About this exercise
Word for word, copy the entire listing below, but do not carry over any pictures.

--

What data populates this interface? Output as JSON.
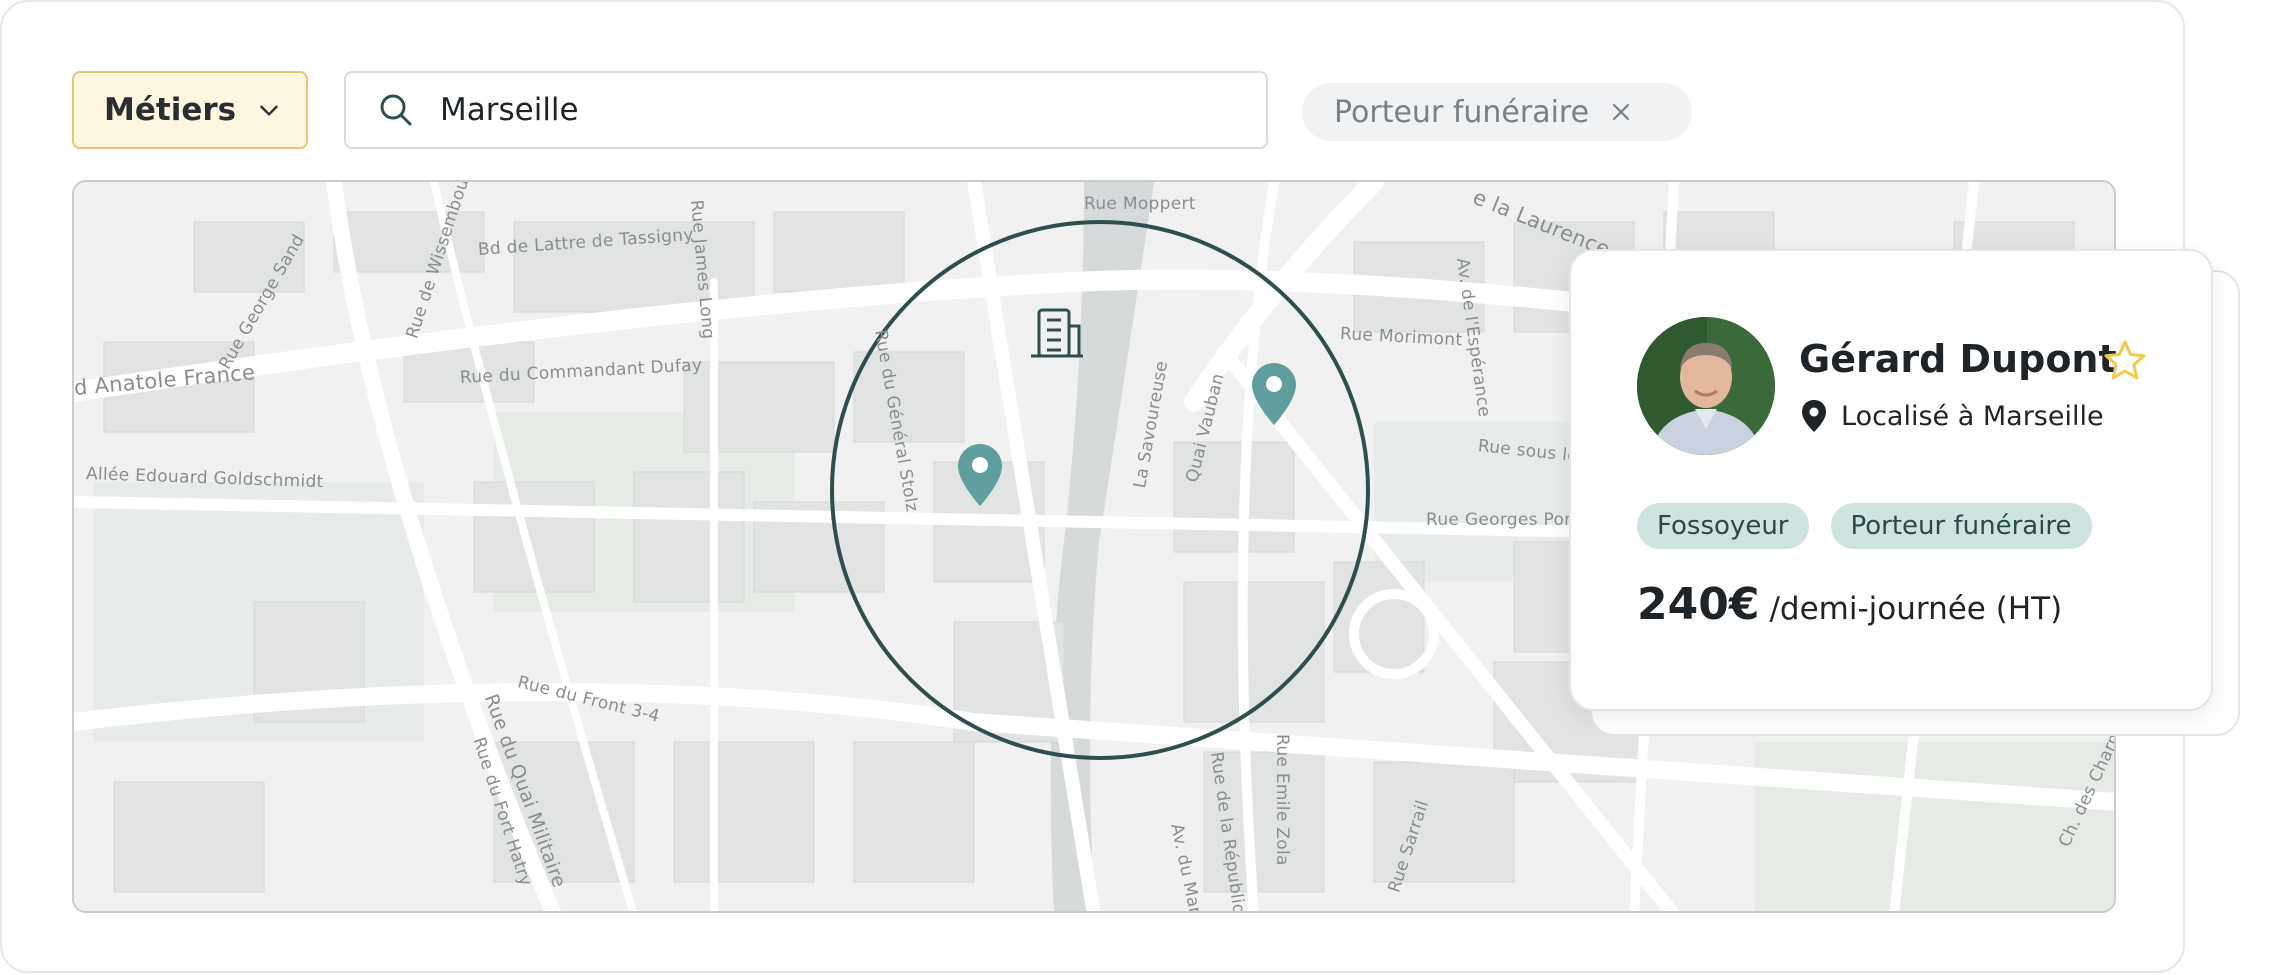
{
  "filters": {
    "metiers_label": "Métiers",
    "search_value": "Marseille",
    "active_chip": "Porteur funéraire"
  },
  "map": {
    "streets": [
      "Rue Moppert",
      "Bd de Lattre de Tassigny",
      "Rue du Commandant Dufay",
      "d Anatole France",
      "Allée Edouard Goldschmidt",
      "Rue du Général Stolz",
      "La Savoureuse",
      "Quai Vauban",
      "Rue Morimont",
      "Rue Georges Pom",
      "Rue sous le",
      "e la Laurence",
      "Av. de l'Espérance",
      "Rue du Front 3-4",
      "Rue du Quai Militaire",
      "Rue du Fort Hatry",
      "Rue Emile Zola",
      "Rue de la République",
      "Av. du Maréchal",
      "Rue de Wissembourg",
      "Rue George Sand",
      "Rue James Long",
      "Rue Sarrail",
      "Ch. des Charm"
    ]
  },
  "profile": {
    "name": "Gérard Dupont",
    "location": "Localisé à Marseille",
    "tags": [
      "Fossoyeur",
      "Porteur funéraire"
    ],
    "price": "240€",
    "price_unit": "/demi-journée (HT)"
  },
  "colors": {
    "accent_teal": "#5f9e9c",
    "circle_stroke": "#2f4f4f",
    "metiers_bg": "#fdf6e1",
    "metiers_border": "#e4c57a",
    "star": "#f2c94c",
    "tag_bg": "#cfe3e1"
  }
}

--

Written answer
What data populates this interface? Output as JSON.
{
  "filters": {
    "metiers_label": "Métiers",
    "search_value": "Marseille",
    "active_chip": "Porteur funéraire"
  },
  "map": {
    "streets": [
      "Rue Moppert",
      "Bd de Lattre de Tassigny",
      "Rue du Commandant Dufay",
      "d Anatole France",
      "Allée Edouard Goldschmidt",
      "Rue du Général Stolz",
      "La Savoureuse",
      "Quai Vauban",
      "Rue Morimont",
      "Rue Georges Pom",
      "Rue sous le",
      "e la Laurence",
      "Av. de l'Espérance",
      "Rue du Front 3-4",
      "Rue du Quai Militaire",
      "Rue du Fort Hatry",
      "Rue Emile Zola",
      "Rue de la République",
      "Av. du Maréchal",
      "Rue de Wissembourg",
      "Rue George Sand",
      "Rue James Long",
      "Rue Sarrail",
      "Ch. des Charm"
    ]
  },
  "profile": {
    "name": "Gérard Dupont",
    "location": "Localisé à Marseille",
    "tags": [
      "Fossoyeur",
      "Porteur funéraire"
    ],
    "price": "240€",
    "price_unit": "/demi-journée (HT)"
  },
  "colors": {
    "accent_teal": "#5f9e9c",
    "circle_stroke": "#2f4f4f",
    "metiers_bg": "#fdf6e1",
    "metiers_border": "#e4c57a",
    "star": "#f2c94c",
    "tag_bg": "#cfe3e1"
  }
}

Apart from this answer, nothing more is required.